WHAT IS BEING ASKED: Once you have read the entries, please say how many lines hold the string "icon", giving the number only.
________________________________________
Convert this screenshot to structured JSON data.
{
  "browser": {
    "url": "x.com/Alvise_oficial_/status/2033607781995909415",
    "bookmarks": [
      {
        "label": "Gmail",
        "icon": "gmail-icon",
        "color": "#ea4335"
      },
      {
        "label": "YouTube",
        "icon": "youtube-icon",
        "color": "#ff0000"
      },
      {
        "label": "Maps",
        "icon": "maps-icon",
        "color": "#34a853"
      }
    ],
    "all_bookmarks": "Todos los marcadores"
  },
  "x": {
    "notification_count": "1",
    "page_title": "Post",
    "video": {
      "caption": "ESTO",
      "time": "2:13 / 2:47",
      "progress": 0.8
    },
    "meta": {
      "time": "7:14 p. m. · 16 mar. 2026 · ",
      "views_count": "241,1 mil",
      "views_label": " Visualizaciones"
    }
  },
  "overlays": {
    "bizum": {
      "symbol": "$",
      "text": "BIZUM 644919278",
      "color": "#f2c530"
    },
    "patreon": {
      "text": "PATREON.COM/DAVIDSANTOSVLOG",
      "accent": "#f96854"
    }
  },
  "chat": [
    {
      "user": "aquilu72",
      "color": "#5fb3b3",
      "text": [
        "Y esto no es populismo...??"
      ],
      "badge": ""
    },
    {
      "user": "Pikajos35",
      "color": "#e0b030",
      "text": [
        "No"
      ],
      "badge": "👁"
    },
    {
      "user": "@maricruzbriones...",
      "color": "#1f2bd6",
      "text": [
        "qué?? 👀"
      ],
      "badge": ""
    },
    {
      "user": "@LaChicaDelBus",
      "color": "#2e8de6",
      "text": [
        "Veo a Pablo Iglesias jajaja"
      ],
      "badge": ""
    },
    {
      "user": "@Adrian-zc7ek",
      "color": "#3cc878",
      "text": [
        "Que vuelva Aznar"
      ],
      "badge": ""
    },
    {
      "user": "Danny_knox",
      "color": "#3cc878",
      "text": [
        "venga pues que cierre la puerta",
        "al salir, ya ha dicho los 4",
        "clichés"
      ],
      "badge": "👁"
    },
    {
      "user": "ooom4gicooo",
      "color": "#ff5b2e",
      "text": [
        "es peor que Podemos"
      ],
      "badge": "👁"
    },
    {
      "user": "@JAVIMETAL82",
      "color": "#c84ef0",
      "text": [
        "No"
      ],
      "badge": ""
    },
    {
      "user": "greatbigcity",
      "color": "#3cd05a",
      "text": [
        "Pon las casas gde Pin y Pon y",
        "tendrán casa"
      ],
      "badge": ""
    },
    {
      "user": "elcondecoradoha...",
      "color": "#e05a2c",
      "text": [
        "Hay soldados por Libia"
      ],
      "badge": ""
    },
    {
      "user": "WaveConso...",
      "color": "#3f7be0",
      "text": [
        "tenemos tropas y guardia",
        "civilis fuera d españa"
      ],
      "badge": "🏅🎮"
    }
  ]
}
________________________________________
SOLUTION FOR THIS PROBLEM: 3